Monday, June 7, 2010

Disneyland, businesses, enjoy Prop. 13 loopholes, study says - OC Watchdog : The Orange County Register

An excellent overview of the huge flaw in Prop 13:
Works for big business, not so well for homeowners, who bear an increasing share of the tax burden as a result.
Submitted by Lionel Emde


Anonymous said...

I didn't know that >50% ownership was needed in a corporate transaction to trigger a reassessment. I always figured corporations were getting around the reassessments by configuring the deals as some sort of merger/acquisition.

Very interesting.

Jeffrey W Simons said...

Again Lionel, if Disney's tax burden is increased by re-assessing their property, more money goes to the state. Since revenues have nearly tripled in the last 20 years, please explain how this solves the problems facing California.

And how does Disney compensate for the increase in taxes? Cutting jobs, increasing prices, and making this tax increase "regressive" towards the consumers and workers who can least afford it.

But let's take it a step further . . . how much does Disney contribute to the tax base right now? Dig back a few articles and read what I've already posted about Disney's overall contribution to the economy, both locally and to the state.

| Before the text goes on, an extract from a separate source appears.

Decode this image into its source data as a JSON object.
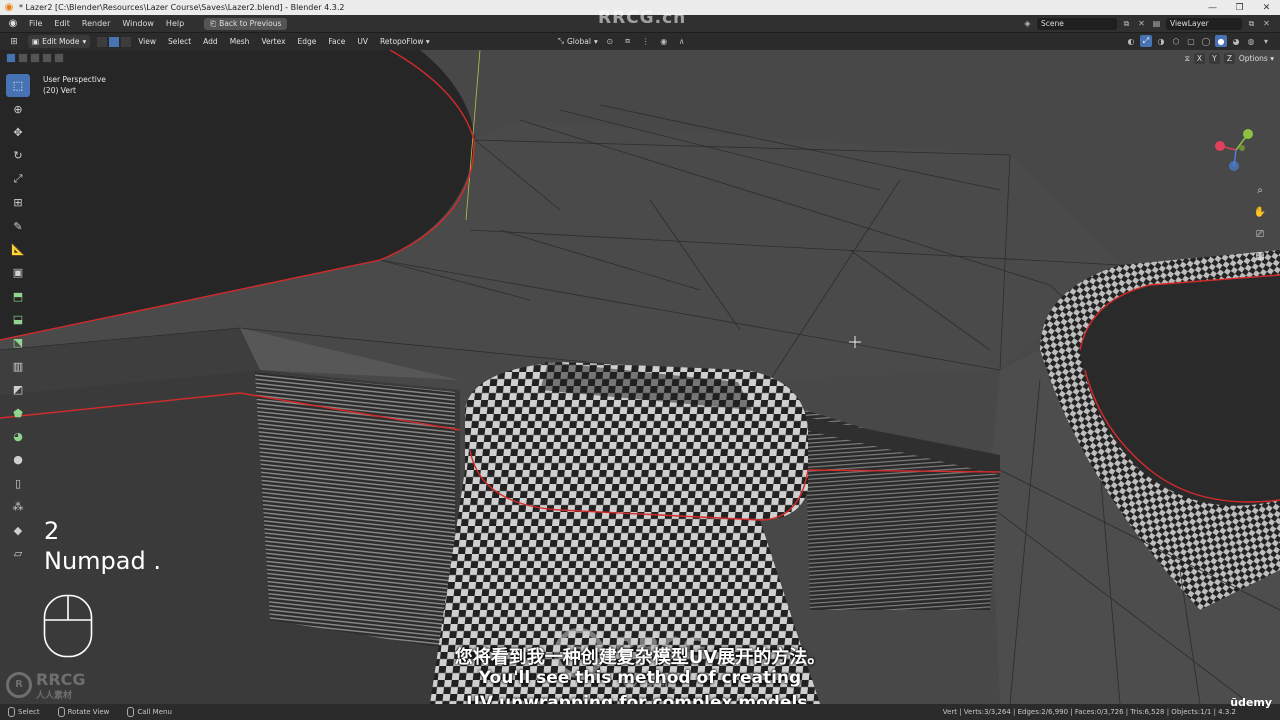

Its a false argument that doesn't take into account the overall contribution these businesses already make to state revenues through employment and sales tax, or what negative affect raising taxes on Disney will ultimately have on the state's economy.

Lionel Emde said...

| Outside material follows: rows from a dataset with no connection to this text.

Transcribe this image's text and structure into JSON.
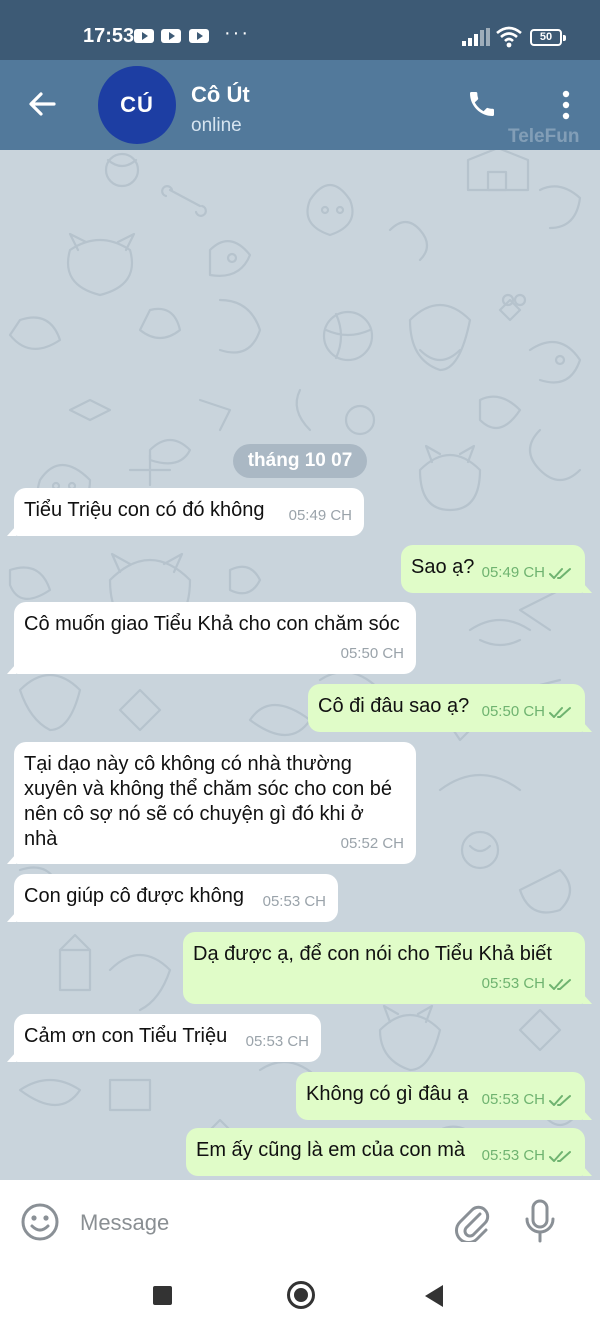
{
  "status_bar": {
    "time": "17:53",
    "more": "···",
    "battery": "50",
    "icons": [
      "youtube-icon",
      "youtube-icon",
      "youtube-icon",
      "signal-icon",
      "wifi-icon",
      "battery-icon"
    ]
  },
  "header": {
    "avatar_initials": "CÚ",
    "avatar_color": "#1d3ea3",
    "name": "Cô Út",
    "status": "online",
    "watermark": "TeleFun",
    "bar_color": "#52799b",
    "icons": [
      "back-arrow-icon",
      "phone-icon",
      "more-vert-icon"
    ]
  },
  "chat": {
    "date": "tháng 10 07",
    "messages": [
      {
        "direction": "in",
        "text": "Tiểu Triệu con có đó không",
        "time": "05:49 CH"
      },
      {
        "direction": "out",
        "text": "Sao ạ?",
        "time": "05:49 CH",
        "read": true
      },
      {
        "direction": "in",
        "text": "Cô muốn giao Tiểu Khả cho con chăm sóc",
        "time": "05:50 CH"
      },
      {
        "direction": "out",
        "text": "Cô đi đâu sao ạ?",
        "time": "05:50 CH",
        "read": true
      },
      {
        "direction": "in",
        "text": "Tại dạo này cô không có nhà thường xuyên và không thể chăm sóc cho con bé nên cô sợ nó sẽ có chuyện gì đó khi ở nhà",
        "time": "05:52 CH"
      },
      {
        "direction": "in",
        "text": "Con giúp cô được không",
        "time": "05:53 CH"
      },
      {
        "direction": "out",
        "text": "Dạ được ạ, để con nói cho Tiểu Khả biết",
        "time": "05:53 CH",
        "read": true
      },
      {
        "direction": "in",
        "text": "Cảm ơn con Tiểu Triệu",
        "time": "05:53 CH"
      },
      {
        "direction": "out",
        "text": "Không có gì đâu ạ",
        "time": "05:53 CH",
        "read": true
      },
      {
        "direction": "out",
        "text": "Em ấy cũng là em của con mà",
        "time": "05:53 CH",
        "read": true
      }
    ],
    "outgoing_bubble_color": "#e0fcc8",
    "incoming_bubble_color": "#ffffff"
  },
  "composer": {
    "placeholder": "Message",
    "value": "",
    "icons": [
      "emoji-icon",
      "attach-icon",
      "mic-icon"
    ]
  },
  "nav_bar": {
    "icons": [
      "recent-apps-icon",
      "home-icon",
      "nav-back-icon"
    ]
  }
}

A 2008 Government Accountability Office study estimated that "about 57 percent of U.S. companies doing business in the U.S. paid no federal income taxes for at least one year between 1998 and 2005." (Reuters, 8/12/08)

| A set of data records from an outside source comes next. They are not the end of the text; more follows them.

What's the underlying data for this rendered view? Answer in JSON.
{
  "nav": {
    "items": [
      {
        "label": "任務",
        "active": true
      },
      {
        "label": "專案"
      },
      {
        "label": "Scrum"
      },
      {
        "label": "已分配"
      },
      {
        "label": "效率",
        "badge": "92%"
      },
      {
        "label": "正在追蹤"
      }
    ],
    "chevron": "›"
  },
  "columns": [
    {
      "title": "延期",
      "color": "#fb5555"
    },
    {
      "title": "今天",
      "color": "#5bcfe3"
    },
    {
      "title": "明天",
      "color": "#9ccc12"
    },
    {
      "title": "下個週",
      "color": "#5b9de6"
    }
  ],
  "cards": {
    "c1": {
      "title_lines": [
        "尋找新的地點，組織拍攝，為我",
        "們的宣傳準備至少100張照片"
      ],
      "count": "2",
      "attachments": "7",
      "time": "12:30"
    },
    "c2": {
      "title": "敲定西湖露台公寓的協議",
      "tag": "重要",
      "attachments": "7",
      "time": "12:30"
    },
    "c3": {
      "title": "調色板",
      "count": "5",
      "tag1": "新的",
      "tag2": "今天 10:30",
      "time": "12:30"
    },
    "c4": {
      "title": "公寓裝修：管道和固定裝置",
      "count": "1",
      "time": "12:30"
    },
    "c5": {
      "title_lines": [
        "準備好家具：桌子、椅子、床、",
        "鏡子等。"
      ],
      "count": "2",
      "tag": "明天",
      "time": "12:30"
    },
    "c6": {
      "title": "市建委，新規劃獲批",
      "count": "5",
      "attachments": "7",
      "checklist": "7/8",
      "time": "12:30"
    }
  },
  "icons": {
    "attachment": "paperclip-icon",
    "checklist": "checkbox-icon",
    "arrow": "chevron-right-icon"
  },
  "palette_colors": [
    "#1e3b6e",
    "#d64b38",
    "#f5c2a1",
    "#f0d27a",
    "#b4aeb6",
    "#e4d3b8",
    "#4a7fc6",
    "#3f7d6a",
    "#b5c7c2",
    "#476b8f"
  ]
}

So, who's paying da taxes, sucka?

Jeffrey W Simons said...

According to a recent Sacramento Bee article, its the rich

"Residents earning north of $200,000 control 39 percent of the state's income, but pay 66 percent of its income taxes."